Solid 14th album from prolific Canadian singer
With his latest LP, Canadian crooner Ron Sexsmith has brought it all back home, recording at The Bathhouse studio on Lake Ontario, with Ron and Don Kerr behind the production desk: the trio have been friends since they worked as couriers together in the late 1980s. Ron also brought his touring band with him, something of a rarity for the mop-topped singer, which meant that Don doubled up as drummer, alongside Kevin Lacroix (guitar), Jason Mercer (bass) and Dave Matheson (keyboards).
Like the best bits in Sexsmith’s impressive back catalogue, these songs are extremely easy on the ear, often positioning the Ontario man’s perceptive observations inside arrangements that veer sleepily towards the middle of the road. But don’t be fooled: in a similar manner to the wordsmithery of Aimee Mann, hidden inside the saccharine melodies of songs like ‘Our Way’ and ‘Who We Are Right Now’ are some astute takes on the human condition.
Swooping opener ‘It Won’t Last For Long’ is a musical arm around the shoulder of a heartsick friend: “What you’re feeling now will fade away like some forgotten dream / The sun will kiss your eyelids open / You’ll wake to find your heart unbroken”. The roles are reversed on the gorgeous ‘Worried Song’, in which Sexsmith sings, “It was you that helped me see the light that lighted love / And patched my wounded wings so that I might rise above”.
The driving rock ‘n’ roll of ‘Radio’ should guarantee him some well deserved airplay, while ‘Only Trouble Is’ and the lonely trumpet blast of ‘Man At The Gate (1913)’ prove that few songwriters can do melancholy quite like the honey-tongued Canuck. ‘Evergreen’ and ‘Our Way’ are super catchy mid-tempo pop numbers, of the kind that Sexsmith has made his stock in trade since his breakthrough third album, 1997’s Other Songs. At times, he comes across like a transatlantic Neil Hannon, particularly on the galloping, piano-driven ‘West Gwillimbury’, and the string-drenched orchestral pop track ‘Breakfast Ethereal’.

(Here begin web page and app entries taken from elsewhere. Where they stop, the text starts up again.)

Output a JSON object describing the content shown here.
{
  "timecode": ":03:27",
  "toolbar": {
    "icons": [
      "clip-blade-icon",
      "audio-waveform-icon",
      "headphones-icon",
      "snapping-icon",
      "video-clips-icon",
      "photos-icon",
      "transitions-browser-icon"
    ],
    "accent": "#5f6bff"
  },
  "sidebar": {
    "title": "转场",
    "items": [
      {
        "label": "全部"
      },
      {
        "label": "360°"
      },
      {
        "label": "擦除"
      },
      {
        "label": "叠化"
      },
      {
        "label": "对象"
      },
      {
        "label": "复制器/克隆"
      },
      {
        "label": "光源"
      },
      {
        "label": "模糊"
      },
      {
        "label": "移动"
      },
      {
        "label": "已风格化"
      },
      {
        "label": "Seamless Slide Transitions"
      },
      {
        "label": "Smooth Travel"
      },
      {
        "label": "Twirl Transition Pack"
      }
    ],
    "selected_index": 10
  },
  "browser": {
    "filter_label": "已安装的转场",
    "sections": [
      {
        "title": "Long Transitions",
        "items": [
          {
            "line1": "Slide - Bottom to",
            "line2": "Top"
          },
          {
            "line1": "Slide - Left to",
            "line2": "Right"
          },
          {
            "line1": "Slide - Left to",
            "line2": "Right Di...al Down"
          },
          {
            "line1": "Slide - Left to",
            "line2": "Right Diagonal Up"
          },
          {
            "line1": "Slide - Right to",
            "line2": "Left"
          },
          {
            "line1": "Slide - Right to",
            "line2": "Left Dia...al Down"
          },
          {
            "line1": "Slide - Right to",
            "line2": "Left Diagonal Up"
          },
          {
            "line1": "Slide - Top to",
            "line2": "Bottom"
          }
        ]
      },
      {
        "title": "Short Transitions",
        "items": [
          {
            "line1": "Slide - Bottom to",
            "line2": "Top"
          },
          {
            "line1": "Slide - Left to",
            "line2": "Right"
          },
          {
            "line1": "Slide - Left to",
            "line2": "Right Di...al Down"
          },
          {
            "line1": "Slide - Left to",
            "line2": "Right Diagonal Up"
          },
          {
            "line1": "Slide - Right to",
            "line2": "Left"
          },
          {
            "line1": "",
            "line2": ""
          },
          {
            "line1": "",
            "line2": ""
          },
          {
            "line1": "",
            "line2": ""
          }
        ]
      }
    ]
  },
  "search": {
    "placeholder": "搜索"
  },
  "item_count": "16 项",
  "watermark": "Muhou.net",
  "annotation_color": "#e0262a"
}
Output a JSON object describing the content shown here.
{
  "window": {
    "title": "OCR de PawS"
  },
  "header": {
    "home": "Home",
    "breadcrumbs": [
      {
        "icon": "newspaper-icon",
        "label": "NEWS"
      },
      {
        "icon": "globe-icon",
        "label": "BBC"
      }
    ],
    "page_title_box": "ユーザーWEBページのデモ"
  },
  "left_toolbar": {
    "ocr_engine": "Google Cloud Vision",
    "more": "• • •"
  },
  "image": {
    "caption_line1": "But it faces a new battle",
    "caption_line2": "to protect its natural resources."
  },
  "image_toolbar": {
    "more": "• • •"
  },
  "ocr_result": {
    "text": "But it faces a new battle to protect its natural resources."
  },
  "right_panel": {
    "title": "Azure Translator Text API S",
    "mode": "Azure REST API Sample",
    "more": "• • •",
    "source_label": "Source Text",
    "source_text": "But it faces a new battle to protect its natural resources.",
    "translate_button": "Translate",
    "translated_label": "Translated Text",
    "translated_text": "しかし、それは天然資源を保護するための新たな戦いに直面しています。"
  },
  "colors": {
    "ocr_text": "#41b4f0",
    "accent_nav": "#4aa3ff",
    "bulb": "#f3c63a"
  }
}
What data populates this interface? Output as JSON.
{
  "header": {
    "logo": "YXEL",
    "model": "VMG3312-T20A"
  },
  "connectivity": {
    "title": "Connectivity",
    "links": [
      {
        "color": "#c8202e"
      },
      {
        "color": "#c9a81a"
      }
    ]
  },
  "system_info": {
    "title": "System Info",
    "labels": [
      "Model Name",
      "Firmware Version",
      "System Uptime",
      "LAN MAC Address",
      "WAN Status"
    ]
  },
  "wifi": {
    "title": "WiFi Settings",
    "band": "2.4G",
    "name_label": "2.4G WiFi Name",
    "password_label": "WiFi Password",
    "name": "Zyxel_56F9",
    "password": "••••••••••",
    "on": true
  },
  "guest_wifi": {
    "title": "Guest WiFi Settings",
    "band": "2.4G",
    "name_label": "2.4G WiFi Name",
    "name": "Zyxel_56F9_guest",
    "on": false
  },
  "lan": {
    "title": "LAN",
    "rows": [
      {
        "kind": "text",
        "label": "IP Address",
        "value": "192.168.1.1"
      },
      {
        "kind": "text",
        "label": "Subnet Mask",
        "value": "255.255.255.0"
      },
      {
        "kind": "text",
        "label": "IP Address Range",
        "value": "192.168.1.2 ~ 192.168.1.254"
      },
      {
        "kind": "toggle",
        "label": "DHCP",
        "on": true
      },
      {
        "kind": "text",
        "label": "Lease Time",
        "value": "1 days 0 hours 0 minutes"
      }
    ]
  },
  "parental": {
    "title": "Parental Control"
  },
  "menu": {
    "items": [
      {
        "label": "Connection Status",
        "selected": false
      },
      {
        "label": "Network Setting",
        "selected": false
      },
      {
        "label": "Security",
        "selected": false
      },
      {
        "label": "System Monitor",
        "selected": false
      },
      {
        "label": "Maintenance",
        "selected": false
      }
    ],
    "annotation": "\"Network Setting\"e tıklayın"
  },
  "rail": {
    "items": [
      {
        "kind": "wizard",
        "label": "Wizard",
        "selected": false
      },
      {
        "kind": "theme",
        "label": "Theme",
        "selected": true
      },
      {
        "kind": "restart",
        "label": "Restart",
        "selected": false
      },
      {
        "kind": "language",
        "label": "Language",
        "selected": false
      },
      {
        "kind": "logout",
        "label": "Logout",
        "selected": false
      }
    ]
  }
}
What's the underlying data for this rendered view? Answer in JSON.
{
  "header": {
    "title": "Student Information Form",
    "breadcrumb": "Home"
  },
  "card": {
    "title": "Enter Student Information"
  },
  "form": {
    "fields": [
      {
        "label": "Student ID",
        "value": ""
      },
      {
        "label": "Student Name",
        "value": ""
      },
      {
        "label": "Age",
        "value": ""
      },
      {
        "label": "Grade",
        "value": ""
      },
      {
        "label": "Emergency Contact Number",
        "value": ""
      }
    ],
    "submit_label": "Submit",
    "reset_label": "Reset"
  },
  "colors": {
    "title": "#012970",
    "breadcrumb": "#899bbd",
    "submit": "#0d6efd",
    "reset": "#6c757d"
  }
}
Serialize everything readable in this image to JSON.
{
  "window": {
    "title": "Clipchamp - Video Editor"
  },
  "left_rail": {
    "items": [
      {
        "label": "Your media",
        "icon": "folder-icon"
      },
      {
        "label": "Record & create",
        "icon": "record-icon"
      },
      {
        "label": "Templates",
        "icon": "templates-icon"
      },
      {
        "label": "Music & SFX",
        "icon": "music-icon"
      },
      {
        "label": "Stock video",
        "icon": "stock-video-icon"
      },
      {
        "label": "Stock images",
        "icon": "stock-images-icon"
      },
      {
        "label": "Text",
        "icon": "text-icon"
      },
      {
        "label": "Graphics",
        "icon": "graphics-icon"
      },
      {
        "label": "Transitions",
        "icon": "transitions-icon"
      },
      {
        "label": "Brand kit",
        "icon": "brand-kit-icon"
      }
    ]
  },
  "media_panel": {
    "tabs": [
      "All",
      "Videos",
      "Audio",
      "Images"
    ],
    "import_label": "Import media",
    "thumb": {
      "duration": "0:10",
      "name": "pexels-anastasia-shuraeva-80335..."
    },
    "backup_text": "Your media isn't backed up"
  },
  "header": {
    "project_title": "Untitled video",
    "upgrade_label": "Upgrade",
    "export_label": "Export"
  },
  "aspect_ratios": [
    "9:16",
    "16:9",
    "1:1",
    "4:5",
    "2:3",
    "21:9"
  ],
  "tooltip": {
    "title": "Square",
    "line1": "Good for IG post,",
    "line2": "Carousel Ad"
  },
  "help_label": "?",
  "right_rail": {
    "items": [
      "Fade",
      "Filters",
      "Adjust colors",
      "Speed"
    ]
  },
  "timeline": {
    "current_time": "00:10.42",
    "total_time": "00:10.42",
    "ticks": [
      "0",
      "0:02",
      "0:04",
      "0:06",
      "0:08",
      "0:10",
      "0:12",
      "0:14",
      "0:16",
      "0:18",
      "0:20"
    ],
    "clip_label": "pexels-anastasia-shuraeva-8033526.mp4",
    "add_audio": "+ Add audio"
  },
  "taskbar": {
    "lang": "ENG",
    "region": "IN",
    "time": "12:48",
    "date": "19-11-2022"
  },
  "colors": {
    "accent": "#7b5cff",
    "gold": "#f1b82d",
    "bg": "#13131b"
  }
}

Fifteen songs may be a smidgeon too many, and Sexsmith could easily have dropped two or three. But if the singer were ever to ask if these compositions live up to the stellar pop moments in his past, the answer is simple. They do Ron, Ron Ron: they do, Ron Ron.